Transgenderism in the Northern Territory Online Survey: Summary of Results

To date, little to no research has been conducted on the health and wellbeing status of transgender Northern Territorians. Research which has been conducted on the health and wellbeing status of transgender Australians rarely, if ever, includes Northern Territorians.

In mid-2014, Dr Stephen Kerry, a researcher at Charles Darwin University, conducted an online survey as part of the first phase of a research project on the health and wellbeing of transgender Northern Territorians.

In total 9 people completed the survey. The following outlines some of the key features of their responses.

Gender identifies: Transwoman, Man, Transman, Transgendered, FTM, Genderqueer and Sistergirl.

Sexual orientation: Lesbian, Gay, Bisexual, Queer, and Straight.

Ethnicity: Six identified as White/Caucasian and two identified as Aboriginal / TSI.

Age: Seven were between the ages of 25 – 45, and two were over 45.

Location: Seven currently lived in the NT, most of whom lived in/near Darwin and Alice Springs.

Education/Occupation: Five had a university education and the remainder varied between junior/secondary high school or TAFE qualifications. A variety of occupations were held, including working with computers, community services, education, healthcare, sales, and construction.

Religion: Two identified as religious and five did not. Of those who did not three described themselves as spiritual.

Relationships: Four were currently single (most of whom had been for decades) and five were in relationships (ranging from a few months to over five years). Three had children. Only two lived alone, the remainder were in variety of living arrangements (partners, family, friends).

Family: Most described their relationships with parents as either ‘very good’ or ‘poor’. Relationships with siblings were described to be more ‘average’. However, the more siblings someone had (up to six in some cases) the worse those relationships were described.

Health: Most described their physical and mental health as good. This reporting was consisted with a ‘wellness’ test which was part of the survey. Those, in the wellness test, who showed some sign of mental illness did so only ‘moderately’ or ‘mildly’.

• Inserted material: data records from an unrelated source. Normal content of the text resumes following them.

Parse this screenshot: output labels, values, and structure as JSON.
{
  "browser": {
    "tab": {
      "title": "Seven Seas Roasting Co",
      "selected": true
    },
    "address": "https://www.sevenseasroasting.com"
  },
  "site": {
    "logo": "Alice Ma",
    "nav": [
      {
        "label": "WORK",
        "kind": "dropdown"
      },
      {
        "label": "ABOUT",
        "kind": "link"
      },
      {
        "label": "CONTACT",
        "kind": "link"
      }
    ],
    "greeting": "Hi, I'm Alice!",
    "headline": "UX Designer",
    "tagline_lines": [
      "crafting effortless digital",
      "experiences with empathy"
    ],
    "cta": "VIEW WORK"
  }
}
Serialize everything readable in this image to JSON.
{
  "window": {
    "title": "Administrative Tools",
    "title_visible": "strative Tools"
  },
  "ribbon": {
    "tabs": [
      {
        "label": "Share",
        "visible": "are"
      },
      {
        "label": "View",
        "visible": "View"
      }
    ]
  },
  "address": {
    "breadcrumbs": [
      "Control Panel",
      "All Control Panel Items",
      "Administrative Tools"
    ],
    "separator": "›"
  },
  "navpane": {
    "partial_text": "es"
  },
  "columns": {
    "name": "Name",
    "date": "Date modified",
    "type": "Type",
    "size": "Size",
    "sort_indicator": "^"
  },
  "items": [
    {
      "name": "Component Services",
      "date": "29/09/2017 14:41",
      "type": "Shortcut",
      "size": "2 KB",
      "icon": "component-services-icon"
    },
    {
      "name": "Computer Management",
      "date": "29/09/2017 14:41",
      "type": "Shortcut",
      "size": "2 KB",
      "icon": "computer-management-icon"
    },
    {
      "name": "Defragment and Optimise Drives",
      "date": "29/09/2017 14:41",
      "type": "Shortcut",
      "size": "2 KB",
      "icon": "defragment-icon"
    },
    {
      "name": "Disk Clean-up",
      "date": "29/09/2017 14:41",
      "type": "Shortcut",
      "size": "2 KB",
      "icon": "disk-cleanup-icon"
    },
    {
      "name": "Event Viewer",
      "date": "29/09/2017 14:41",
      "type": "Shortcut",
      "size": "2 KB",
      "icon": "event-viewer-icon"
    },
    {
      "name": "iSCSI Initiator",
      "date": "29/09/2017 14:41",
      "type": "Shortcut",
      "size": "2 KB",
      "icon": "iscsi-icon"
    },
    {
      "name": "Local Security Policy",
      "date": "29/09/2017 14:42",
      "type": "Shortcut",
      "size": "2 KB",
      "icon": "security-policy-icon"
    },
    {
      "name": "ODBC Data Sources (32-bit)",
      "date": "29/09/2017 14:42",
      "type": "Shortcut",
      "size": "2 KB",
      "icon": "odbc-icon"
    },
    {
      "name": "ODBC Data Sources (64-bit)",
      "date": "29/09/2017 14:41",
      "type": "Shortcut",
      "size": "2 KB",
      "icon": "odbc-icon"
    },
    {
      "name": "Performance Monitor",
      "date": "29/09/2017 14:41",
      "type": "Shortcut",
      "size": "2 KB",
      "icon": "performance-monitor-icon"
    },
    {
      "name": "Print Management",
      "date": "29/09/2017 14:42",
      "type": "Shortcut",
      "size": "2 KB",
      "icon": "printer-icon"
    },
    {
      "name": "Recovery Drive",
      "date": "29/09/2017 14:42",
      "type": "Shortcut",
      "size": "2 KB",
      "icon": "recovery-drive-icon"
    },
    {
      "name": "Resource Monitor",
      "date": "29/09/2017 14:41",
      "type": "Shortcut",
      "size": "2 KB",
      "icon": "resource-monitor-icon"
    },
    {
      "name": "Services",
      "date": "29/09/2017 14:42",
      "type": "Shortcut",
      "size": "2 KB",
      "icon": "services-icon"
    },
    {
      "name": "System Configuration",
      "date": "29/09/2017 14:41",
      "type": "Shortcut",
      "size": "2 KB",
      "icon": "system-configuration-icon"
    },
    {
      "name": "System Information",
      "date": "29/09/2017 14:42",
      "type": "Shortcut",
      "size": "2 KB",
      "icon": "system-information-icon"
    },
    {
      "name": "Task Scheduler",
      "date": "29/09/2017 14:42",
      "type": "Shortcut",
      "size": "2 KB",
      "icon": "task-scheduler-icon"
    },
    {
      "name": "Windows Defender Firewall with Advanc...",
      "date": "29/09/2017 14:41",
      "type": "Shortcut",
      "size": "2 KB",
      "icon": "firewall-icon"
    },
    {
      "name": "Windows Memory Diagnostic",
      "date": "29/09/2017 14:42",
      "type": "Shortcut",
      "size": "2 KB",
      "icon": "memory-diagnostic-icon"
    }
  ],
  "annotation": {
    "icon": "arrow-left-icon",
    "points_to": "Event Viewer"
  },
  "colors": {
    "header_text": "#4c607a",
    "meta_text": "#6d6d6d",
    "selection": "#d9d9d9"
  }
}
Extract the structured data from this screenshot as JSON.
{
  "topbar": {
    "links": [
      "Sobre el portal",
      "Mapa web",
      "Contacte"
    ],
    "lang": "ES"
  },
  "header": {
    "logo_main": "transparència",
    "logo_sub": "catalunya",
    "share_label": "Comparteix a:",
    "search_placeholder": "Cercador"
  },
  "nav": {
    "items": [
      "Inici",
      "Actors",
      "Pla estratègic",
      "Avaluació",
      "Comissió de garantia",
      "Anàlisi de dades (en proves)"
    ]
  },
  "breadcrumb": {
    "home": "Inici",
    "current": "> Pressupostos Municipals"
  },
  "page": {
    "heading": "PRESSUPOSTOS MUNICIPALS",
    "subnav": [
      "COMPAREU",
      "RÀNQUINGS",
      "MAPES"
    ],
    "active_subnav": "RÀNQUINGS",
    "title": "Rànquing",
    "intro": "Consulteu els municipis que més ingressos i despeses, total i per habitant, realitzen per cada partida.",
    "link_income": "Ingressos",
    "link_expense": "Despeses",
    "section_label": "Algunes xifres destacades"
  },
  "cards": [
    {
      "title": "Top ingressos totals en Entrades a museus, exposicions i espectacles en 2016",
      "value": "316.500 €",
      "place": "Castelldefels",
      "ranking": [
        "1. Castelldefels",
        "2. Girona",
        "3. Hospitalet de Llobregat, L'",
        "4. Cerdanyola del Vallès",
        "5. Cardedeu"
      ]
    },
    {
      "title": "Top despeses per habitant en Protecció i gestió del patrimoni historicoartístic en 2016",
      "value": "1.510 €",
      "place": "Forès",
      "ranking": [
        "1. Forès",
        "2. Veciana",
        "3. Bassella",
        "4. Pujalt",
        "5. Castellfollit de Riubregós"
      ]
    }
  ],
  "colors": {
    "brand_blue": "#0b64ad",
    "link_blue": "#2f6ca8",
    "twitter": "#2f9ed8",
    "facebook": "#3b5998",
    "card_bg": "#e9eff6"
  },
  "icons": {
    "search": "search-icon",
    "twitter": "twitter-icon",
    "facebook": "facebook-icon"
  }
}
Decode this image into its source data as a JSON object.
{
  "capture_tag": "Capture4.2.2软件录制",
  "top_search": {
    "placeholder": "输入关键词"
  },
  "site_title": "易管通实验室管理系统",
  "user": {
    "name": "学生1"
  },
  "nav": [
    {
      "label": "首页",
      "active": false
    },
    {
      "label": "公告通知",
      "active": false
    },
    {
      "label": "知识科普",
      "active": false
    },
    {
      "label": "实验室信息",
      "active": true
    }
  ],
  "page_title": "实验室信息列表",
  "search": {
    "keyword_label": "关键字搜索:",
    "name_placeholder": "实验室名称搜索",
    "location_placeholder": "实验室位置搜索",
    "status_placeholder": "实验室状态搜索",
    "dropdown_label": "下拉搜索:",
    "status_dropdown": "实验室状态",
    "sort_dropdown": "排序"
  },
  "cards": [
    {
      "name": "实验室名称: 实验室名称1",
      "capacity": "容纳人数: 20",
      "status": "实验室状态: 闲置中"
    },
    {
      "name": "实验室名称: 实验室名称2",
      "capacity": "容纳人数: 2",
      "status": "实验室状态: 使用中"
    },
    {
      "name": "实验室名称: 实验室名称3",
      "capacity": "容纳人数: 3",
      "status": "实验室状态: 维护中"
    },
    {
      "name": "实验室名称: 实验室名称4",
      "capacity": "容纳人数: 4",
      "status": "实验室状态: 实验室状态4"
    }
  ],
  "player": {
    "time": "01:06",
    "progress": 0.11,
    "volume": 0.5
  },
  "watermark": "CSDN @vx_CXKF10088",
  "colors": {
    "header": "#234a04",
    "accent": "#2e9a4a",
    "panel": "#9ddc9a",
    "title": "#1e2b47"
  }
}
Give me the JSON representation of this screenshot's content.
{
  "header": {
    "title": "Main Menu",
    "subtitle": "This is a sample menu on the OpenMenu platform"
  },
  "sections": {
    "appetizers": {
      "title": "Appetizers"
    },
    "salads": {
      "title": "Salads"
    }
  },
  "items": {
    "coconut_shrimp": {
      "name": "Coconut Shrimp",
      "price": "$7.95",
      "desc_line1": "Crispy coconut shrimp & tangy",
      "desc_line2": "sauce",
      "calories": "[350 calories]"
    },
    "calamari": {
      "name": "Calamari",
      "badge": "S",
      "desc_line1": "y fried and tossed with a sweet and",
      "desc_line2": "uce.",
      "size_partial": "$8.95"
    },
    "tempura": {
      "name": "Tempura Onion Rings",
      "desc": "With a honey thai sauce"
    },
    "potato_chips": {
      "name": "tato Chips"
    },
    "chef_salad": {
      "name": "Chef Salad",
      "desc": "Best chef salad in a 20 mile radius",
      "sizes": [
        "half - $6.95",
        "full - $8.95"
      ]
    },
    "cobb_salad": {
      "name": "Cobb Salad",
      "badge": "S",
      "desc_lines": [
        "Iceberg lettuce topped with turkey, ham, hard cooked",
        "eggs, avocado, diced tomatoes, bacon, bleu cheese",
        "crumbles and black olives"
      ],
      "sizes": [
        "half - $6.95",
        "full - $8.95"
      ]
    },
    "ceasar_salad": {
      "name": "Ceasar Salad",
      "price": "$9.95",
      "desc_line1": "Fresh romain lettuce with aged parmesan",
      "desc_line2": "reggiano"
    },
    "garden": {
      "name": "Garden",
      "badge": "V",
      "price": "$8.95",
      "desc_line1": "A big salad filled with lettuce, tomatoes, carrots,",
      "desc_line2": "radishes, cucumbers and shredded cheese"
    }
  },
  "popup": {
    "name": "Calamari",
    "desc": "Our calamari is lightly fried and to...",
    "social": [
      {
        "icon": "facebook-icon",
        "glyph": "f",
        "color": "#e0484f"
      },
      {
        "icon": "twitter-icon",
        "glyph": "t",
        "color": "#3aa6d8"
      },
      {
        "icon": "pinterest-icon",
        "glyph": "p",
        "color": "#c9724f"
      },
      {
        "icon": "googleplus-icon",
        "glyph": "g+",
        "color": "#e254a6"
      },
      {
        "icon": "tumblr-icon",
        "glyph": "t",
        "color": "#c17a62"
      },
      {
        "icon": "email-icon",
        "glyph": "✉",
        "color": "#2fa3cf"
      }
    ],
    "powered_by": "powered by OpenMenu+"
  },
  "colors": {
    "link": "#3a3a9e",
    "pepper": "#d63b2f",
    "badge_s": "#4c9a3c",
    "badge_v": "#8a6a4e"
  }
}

Sex change: Four had changed their gender on formal documents, five had undergone hormone therapy, and three had undergone sex reassignment (all of whom were pleased with the results).


Life in NT: People wanted more of a sense of community around them and support in the form of medical, family, and people who are similar to themselves. Some found this support while living in the NT, mainly through LGBTI organisations and groups. Others have not found any support.

When asked how ‘transfriendly’ is the NT, a variety of responses were received, ranging from ‘very friendly’ to ‘unfriendly’. Friend networks, LGBTI organisations, and ‘passing’ as non-trans were cited as positive experiences. Conversely, when asked to list issues facing transgender people in the NT, the lack of social activities and medical/psychological support during transitioning (especially in remote areas) were suggested.

At least half who answered these questions reported experiencing discrimination, verbal abuse, physical violence, and being sexually assaulted. This included workplace discrimination, racial abuse, domestic violence, and public incidents involving third-party intoxication.

I would like to extend my personal thanks to those individuals who shared their experiences in the survey.

Dr Stephen Kerry
Lecturer in Sociology
08 8946 6956
School of Creative Arts & Humanities
Charles Darwin University, Darwin NT 0909